WORK INSTRUCTIONS:
All of the records should be given back exactly and in full.

═══ SOURCE DATA

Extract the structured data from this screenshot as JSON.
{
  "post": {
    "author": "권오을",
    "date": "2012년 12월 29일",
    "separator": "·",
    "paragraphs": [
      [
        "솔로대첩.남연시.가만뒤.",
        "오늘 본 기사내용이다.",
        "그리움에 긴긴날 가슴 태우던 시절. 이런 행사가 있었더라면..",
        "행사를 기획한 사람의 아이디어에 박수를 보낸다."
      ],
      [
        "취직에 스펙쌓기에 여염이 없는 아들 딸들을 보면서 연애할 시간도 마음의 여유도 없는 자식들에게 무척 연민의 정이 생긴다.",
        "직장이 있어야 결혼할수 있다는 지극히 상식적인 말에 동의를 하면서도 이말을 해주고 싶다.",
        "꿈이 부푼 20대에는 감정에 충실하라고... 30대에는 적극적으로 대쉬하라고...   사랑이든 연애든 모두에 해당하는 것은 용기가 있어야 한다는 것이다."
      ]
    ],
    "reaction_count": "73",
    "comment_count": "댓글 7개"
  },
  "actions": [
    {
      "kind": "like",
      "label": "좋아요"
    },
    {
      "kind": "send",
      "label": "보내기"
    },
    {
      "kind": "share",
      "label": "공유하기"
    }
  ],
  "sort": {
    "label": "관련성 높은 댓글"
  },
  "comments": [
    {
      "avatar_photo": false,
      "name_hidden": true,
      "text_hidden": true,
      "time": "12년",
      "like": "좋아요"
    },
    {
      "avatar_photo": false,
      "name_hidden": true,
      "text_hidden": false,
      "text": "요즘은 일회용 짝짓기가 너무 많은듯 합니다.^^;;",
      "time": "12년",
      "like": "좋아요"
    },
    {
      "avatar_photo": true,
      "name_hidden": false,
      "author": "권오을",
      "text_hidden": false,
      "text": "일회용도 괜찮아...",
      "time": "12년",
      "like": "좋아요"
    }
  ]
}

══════

RESULT BELOW:
Extract the structured data from this screenshot as JSON.
{
  "post": {
    "author": "권오을",
    "date": "2012년 12월 29일",
    "separator": "·",
    "paragraphs": [
      [
        "솔로대첩.남연시.가만뒤.",
        "오늘 본 기사내용이다.",
        "그리움에 긴긴날 가슴 태우던 시절. 이런 행사가 있었더라면..",
        "행사를 기획한 사람의 아이디어에 박수를 보낸다."
      ],
      [
        "취직에 스펙쌓기에 여염이 없는 아들 딸들을 보면서 연애할 시간도 마음의 여유도 없는 자식들에게 무척 연민의 정이 생긴다.",
        "직장이 있어야 결혼할수 있다는 지극히 상식적인 말에 동의를 하면서도 이말을 해주고 싶다.",
        "꿈이 부푼 20대에는 감정에 충실하라고... 30대에는 적극적으로 대쉬하라고...   사랑이든 연애든 모두에 해당하는 것은 용기가 있어야 한다는 것이다."
      ]
    ],
    "reaction_count": "73",
    "comment_count": "댓글 7개"
  },
  "actions": [
    {
      "kind": "like",
      "label": "좋아요"
    },
    {
      "kind": "send",
      "label": "보내기"
    },
    {
      "kind": "share",
      "label": "공유하기"
    }
  ],
  "sort": {
    "label": "관련성 높은 댓글"
  },
  "comments": [
    {
      "avatar_photo": false,
      "name_hidden": true,
      "text_hidden": true,
      "time": "12년",
      "like": "좋아요"
    },
    {
      "avatar_photo": false,
      "name_hidden": true,
      "text_hidden": false,
      "text": "요즘은 일회용 짝짓기가 너무 많은듯 합니다.^^;;",
      "time": "12년",
      "like": "좋아요"
    },
    {
      "avatar_photo": true,
      "name_hidden": false,
      "author": "권오을",
      "text_hidden": false,
      "text": "일회용도 괜찮아...",
      "time": "12년",
      "like": "좋아요"
    }
  ]
}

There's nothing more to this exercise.